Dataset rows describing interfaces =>
────────────────────
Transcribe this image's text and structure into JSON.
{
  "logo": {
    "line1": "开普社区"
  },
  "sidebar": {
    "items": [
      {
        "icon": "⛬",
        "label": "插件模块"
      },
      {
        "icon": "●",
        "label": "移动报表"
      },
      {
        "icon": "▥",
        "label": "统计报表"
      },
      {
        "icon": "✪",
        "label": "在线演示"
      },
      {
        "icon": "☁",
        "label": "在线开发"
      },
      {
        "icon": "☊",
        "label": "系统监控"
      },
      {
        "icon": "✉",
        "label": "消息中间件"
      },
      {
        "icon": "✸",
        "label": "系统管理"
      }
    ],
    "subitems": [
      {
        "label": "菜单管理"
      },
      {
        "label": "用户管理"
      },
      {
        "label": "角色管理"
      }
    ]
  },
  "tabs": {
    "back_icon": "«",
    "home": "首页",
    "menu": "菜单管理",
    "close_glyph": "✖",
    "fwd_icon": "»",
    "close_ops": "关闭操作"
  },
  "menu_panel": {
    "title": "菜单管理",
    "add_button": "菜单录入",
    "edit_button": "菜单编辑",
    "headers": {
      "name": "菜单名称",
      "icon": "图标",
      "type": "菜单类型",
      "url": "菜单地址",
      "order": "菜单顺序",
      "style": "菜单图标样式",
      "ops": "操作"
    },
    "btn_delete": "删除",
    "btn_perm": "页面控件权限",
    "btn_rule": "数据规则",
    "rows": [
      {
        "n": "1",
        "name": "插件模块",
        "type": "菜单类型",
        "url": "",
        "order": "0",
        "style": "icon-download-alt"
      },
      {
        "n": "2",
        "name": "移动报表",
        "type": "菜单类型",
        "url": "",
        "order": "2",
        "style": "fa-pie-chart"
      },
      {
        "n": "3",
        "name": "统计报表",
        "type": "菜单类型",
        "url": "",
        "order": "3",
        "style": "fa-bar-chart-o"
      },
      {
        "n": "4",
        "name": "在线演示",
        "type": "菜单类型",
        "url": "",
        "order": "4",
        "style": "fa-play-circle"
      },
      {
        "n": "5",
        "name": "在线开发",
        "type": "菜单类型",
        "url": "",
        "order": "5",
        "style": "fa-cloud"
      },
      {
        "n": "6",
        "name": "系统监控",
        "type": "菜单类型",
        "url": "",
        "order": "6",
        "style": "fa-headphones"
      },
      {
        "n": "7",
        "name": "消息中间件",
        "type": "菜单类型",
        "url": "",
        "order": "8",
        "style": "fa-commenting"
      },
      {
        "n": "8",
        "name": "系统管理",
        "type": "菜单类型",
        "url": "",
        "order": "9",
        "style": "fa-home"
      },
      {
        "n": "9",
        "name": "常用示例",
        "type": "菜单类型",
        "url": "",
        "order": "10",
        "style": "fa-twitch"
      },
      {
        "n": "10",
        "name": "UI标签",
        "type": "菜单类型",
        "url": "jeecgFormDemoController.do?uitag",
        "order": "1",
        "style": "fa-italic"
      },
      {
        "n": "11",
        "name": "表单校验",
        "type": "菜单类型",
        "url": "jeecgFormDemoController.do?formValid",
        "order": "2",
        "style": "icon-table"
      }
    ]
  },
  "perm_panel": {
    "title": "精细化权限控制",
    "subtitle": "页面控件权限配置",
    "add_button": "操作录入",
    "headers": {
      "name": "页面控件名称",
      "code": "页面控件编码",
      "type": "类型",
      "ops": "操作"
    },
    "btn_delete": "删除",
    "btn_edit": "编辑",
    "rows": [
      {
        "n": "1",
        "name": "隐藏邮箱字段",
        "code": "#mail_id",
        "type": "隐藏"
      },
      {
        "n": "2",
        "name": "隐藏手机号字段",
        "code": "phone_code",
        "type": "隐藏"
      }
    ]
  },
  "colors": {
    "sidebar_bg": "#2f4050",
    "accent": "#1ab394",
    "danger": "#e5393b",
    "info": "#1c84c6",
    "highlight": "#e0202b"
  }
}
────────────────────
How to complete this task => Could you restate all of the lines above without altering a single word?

Completed exercise =>
Transcribe this image's text and structure into JSON.
{
  "logo": {
    "line1": "开普社区"
  },
  "sidebar": {
    "items": [
      {
        "icon": "⛬",
        "label": "插件模块"
      },
      {
        "icon": "●",
        "label": "移动报表"
      },
      {
        "icon": "▥",
        "label": "统计报表"
      },
      {
        "icon": "✪",
        "label": "在线演示"
      },
      {
        "icon": "☁",
        "label": "在线开发"
      },
      {
        "icon": "☊",
        "label": "系统监控"
      },
      {
        "icon": "✉",
        "label": "消息中间件"
      },
      {
        "icon": "✸",
        "label": "系统管理"
      }
    ],
    "subitems": [
      {
        "label": "菜单管理"
      },
      {
        "label": "用户管理"
      },
      {
        "label": "角色管理"
      }
    ]
  },
  "tabs": {
    "back_icon": "«",
    "home": "首页",
    "menu": "菜单管理",
    "close_glyph": "✖",
    "fwd_icon": "»",
    "close_ops": "关闭操作"
  },
  "menu_panel": {
    "title": "菜单管理",
    "add_button": "菜单录入",
    "edit_button": "菜单编辑",
    "headers": {
      "name": "菜单名称",
      "icon": "图标",
      "type": "菜单类型",
      "url": "菜单地址",
      "order": "菜单顺序",
      "style": "菜单图标样式",
      "ops": "操作"
    },
    "btn_delete": "删除",
    "btn_perm": "页面控件权限",
    "btn_rule": "数据规则",
    "rows": [
      {
        "n": "1",
        "name": "插件模块",
        "type": "菜单类型",
        "url": "",
        "order": "0",
        "style": "icon-download-alt"
      },
      {
        "n": "2",
        "name": "移动报表",
        "type": "菜单类型",
        "url": "",
        "order": "2",
        "style": "fa-pie-chart"
      },
      {
        "n": "3",
        "name": "统计报表",
        "type": "菜单类型",
        "url": "",
        "order": "3",
        "style": "fa-bar-chart-o"
      },
      {
        "n": "4",
        "name": "在线演示",
        "type": "菜单类型",
        "url": "",
        "order": "4",
        "style": "fa-play-circle"
      },
      {
        "n": "5",
        "name": "在线开发",
        "type": "菜单类型",
        "url": "",
        "order": "5",
        "style": "fa-cloud"
      },
      {
        "n": "6",
        "name": "系统监控",
        "type": "菜单类型",
        "url": "",
        "order": "6",
        "style": "fa-headphones"
      },
      {
        "n": "7",
        "name": "消息中间件",
        "type": "菜单类型",
        "url": "",
        "order": "8",
        "style": "fa-commenting"
      },
      {
        "n": "8",
        "name": "系统管理",
        "type": "菜单类型",
        "url": "",
        "order": "9",
        "style": "fa-home"
      },
      {
        "n": "9",
        "name": "常用示例",
        "type": "菜单类型",
        "url": "",
        "order": "10",
        "style": "fa-twitch"
      },
      {
        "n": "10",
        "name": "UI标签",
        "type": "菜单类型",
        "url": "jeecgFormDemoController.do?uitag",
        "order": "1",
        "style": "fa-italic"
      },
      {
        "n": "11",
        "name": "表单校验",
        "type": "菜单类型",
        "url": "jeecgFormDemoController.do?formValid",
        "order": "2",
        "style": "icon-table"
      }
    ]
  },
  "perm_panel": {
    "title": "精细化权限控制",
    "subtitle": "页面控件权限配置",
    "add_button": "操作录入",
    "headers": {
      "name": "页面控件名称",
      "code": "页面控件编码",
      "type": "类型",
      "ops": "操作"
    },
    "btn_delete": "删除",
    "btn_edit": "编辑",
    "rows": [
      {
        "n": "1",
        "name": "隐藏邮箱字段",
        "code": "#mail_id",
        "type": "隐藏"
      },
      {
        "n": "2",
        "name": "隐藏手机号字段",
        "code": "phone_code",
        "type": "隐藏"
      }
    ]
  },
  "colors": {
    "sidebar_bg": "#2f4050",
    "accent": "#1ab394",
    "danger": "#e5393b",
    "info": "#1c84c6",
    "highlight": "#e0202b"
  }
}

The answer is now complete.